START Working data
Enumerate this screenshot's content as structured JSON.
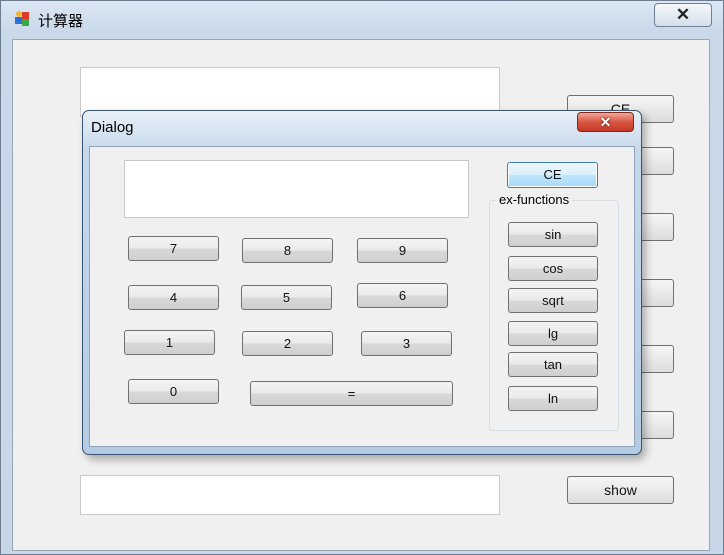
{
  "outer_window": {
    "title": "计算器",
    "close_glyph": "✕",
    "right_buttons": [
      "CE",
      "",
      "",
      "",
      "",
      "",
      ""
    ],
    "show_label": "show"
  },
  "dialog": {
    "title": "Dialog",
    "close_glyph": "✕",
    "ce_label": "CE",
    "numpad": {
      "k7": "7",
      "k8": "8",
      "k9": "9",
      "k4": "4",
      "k5": "5",
      "k6": "6",
      "k1": "1",
      "k2": "2",
      "k3": "3",
      "k0": "0",
      "equals": "="
    },
    "ex_functions": {
      "legend": "ex-functions",
      "sin": "sin",
      "cos": "cos",
      "sqrt": "sqrt",
      "lg": "lg",
      "tan": "tan",
      "ln": "ln"
    }
  }
}
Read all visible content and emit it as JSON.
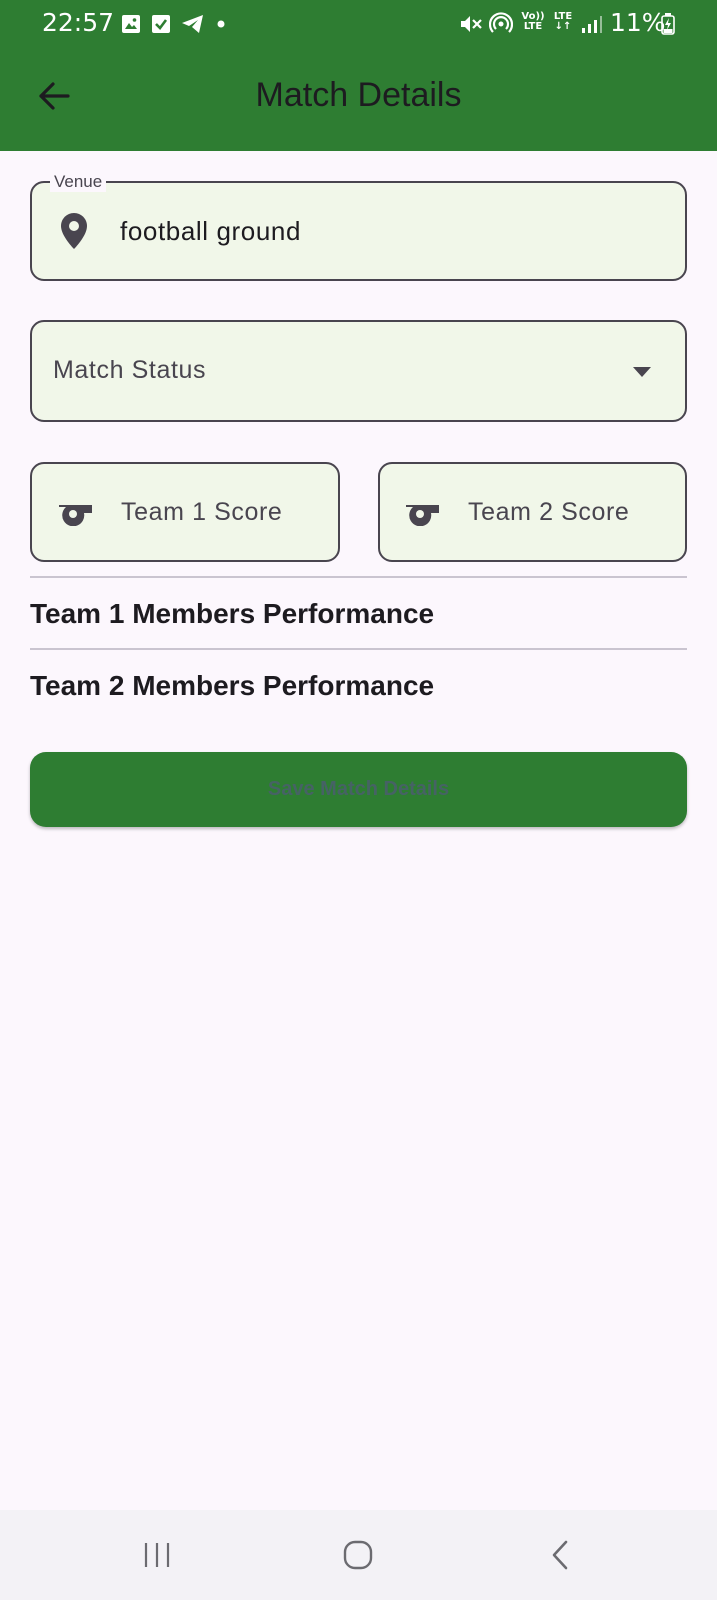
{
  "status_bar": {
    "time": "22:57",
    "battery": "11%",
    "network_top": "LTE",
    "volte_top": "Vo))",
    "volte_bottom": "LTE"
  },
  "app_bar": {
    "title": "Match Details",
    "back_icon": "arrow-back-icon"
  },
  "form": {
    "venue": {
      "label": "Venue",
      "value": "football ground",
      "icon": "location-pin-icon"
    },
    "match_status": {
      "placeholder": "Match Status",
      "icon": "dropdown-arrow-icon"
    },
    "team1_score": {
      "placeholder": "Team 1 Score",
      "icon": "whistle-icon"
    },
    "team2_score": {
      "placeholder": "Team 2 Score",
      "icon": "whistle-icon"
    }
  },
  "sections": {
    "team1_performance": "Team 1 Members Performance",
    "team2_performance": "Team 2 Members Performance"
  },
  "save_button": {
    "label": "Save Match Details"
  },
  "colors": {
    "primary": "#2e7d32",
    "background": "#fcf7fd",
    "field_fill": "#f1f7e9",
    "outline": "#49454f"
  }
}
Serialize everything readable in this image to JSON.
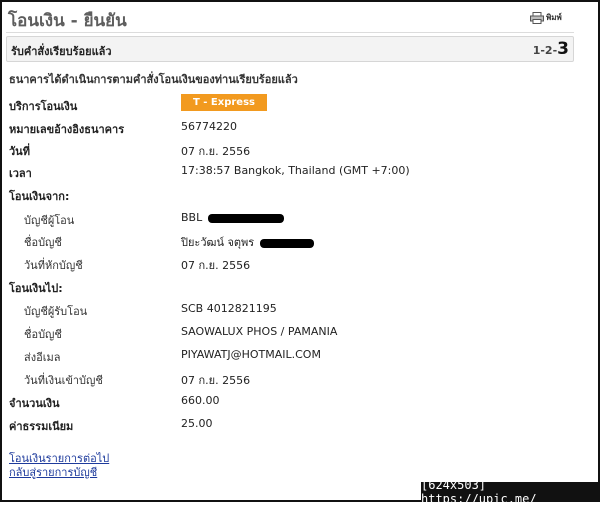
{
  "page": {
    "title": "โอนเงิน - ยืนยัน",
    "print_label": "พิมพ์",
    "status_text": "รับคำสั่งเรียบร้อยแล้ว",
    "steps": {
      "step1": "1",
      "step2": "2",
      "step3": "3",
      "sep": "-"
    },
    "intro": "ธนาคารได้ดำเนินการตามคำสั่งโอนเงินของท่านเรียบร้อยแล้ว"
  },
  "details": {
    "service": {
      "label": "บริการโอนเงิน",
      "value": "T - Express"
    },
    "reference": {
      "label": "หมายเลขอ้างอิงธนาคาร",
      "value": "56774220"
    },
    "date": {
      "label": "วันที่",
      "value": "07 ก.ย. 2556"
    },
    "time": {
      "label": "เวลา",
      "value": "17:38:57 Bangkok, Thailand (GMT +7:00)"
    },
    "from": {
      "heading": "โอนเงินจาก:",
      "account_label": "บัญชีผู้โอน",
      "account_value": "BBL",
      "name_label": "ชื่อบัญชี",
      "name_value": "ปิยะวัฒน์ จตุพร",
      "debit_date_label": "วันที่หักบัญชี",
      "debit_date_value": "07 ก.ย. 2556"
    },
    "to": {
      "heading": "โอนเงินไป:",
      "account_label": "บัญชีผู้รับโอน",
      "account_value": "SCB 4012821195",
      "name_label": "ชื่อบัญชี",
      "name_value": "SAOWALUX PHOS / PAMANIA",
      "email_label": "ส่งอีเมล",
      "email_value": "PIYAWATJ@HOTMAIL.COM",
      "credit_date_label": "วันที่เงินเข้าบัญชี",
      "credit_date_value": "07 ก.ย. 2556"
    },
    "amount": {
      "label": "จำนวนเงิน",
      "value": "660.00"
    },
    "fee": {
      "label": "ค่าธรรมเนียม",
      "value": "25.00"
    }
  },
  "links": {
    "next_transfer": "โอนเงินรายการต่อไป",
    "back_to_accounts": "กลับสู่รายการบัญชี"
  },
  "watermark": "[624x503] https://upic.me/",
  "colors": {
    "badge": "#f29a1f",
    "link": "#1d3a9c"
  }
}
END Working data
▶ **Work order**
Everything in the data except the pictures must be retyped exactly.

▶ **Result**
Enumerate this screenshot's content as structured JSON.
{
  "outer_window": {
    "title": "计算器",
    "close_glyph": "✕",
    "right_buttons": [
      "CE",
      "",
      "",
      "",
      "",
      "",
      ""
    ],
    "show_label": "show"
  },
  "dialog": {
    "title": "Dialog",
    "close_glyph": "✕",
    "ce_label": "CE",
    "numpad": {
      "k7": "7",
      "k8": "8",
      "k9": "9",
      "k4": "4",
      "k5": "5",
      "k6": "6",
      "k1": "1",
      "k2": "2",
      "k3": "3",
      "k0": "0",
      "equals": "="
    },
    "ex_functions": {
      "legend": "ex-functions",
      "sin": "sin",
      "cos": "cos",
      "sqrt": "sqrt",
      "lg": "lg",
      "tan": "tan",
      "ln": "ln"
    }
  }
}
Read all visible content and emit it as JSON.
{
  "status_bar": {
    "time": "22:57",
    "battery": "11%",
    "network_top": "LTE",
    "volte_top": "Vo))",
    "volte_bottom": "LTE"
  },
  "app_bar": {
    "title": "Match Details",
    "back_icon": "arrow-back-icon"
  },
  "form": {
    "venue": {
      "label": "Venue",
      "value": "football ground",
      "icon": "location-pin-icon"
    },
    "match_status": {
      "placeholder": "Match Status",
      "icon": "dropdown-arrow-icon"
    },
    "team1_score": {
      "placeholder": "Team 1 Score",
      "icon": "whistle-icon"
    },
    "team2_score": {
      "placeholder": "Team 2 Score",
      "icon": "whistle-icon"
    }
  },
  "sections": {
    "team1_performance": "Team 1 Members Performance",
    "team2_performance": "Team 2 Members Performance"
  },
  "save_button": {
    "label": "Save Match Details"
  },
  "colors": {
    "primary": "#2e7d32",
    "background": "#fcf7fd",
    "field_fill": "#f1f7e9",
    "outline": "#49454f"
  }
}
Serialize everything readable in this image to JSON.
{
  "page": {
    "title": "โอนเงิน - ยืนยัน",
    "print_label": "พิมพ์",
    "status_text": "รับคำสั่งเรียบร้อยแล้ว",
    "steps": {
      "step1": "1",
      "step2": "2",
      "step3": "3",
      "sep": "-"
    },
    "intro": "ธนาคารได้ดำเนินการตามคำสั่งโอนเงินของท่านเรียบร้อยแล้ว"
  },
  "details": {
    "service": {
      "label": "บริการโอนเงิน",
      "value": "T - Express"
    },
    "reference": {
      "label": "หมายเลขอ้างอิงธนาคาร",
      "value": "56774220"
    },
    "date": {
      "label": "วันที่",
      "value": "07 ก.ย. 2556"
    },
    "time": {
      "label": "เวลา",
      "value": "17:38:57 Bangkok, Thailand (GMT +7:00)"
    },
    "from": {
      "heading": "โอนเงินจาก:",
      "account_label": "บัญชีผู้โอน",
      "account_value": "BBL",
      "name_label": "ชื่อบัญชี",
      "name_value": "ปิยะวัฒน์ จตุพร",
      "debit_date_label": "วันที่หักบัญชี",
      "debit_date_value": "07 ก.ย. 2556"
    },
    "to": {
      "heading": "โอนเงินไป:",
      "account_label": "บัญชีผู้รับโอน",
      "account_value": "SCB 4012821195",
      "name_label": "ชื่อบัญชี",
      "name_value": "SAOWALUX PHOS / PAMANIA",
      "email_label": "ส่งอีเมล",
      "email_value": "PIYAWATJ@HOTMAIL.COM",
      "credit_date_label": "วันที่เงินเข้าบัญชี",
      "credit_date_value": "07 ก.ย. 2556"
    },
    "amount": {
      "label": "จำนวนเงิน",
      "value": "660.00"
    },
    "fee": {
      "label": "ค่าธรรมเนียม",
      "value": "25.00"
    }
  },
  "links": {
    "next_transfer": "โอนเงินรายการต่อไป",
    "back_to_accounts": "กลับสู่รายการบัญชี"
  },
  "watermark": "[624x503] https://upic.me/",
  "colors": {
    "badge": "#f29a1f",
    "link": "#1d3a9c"
  }
}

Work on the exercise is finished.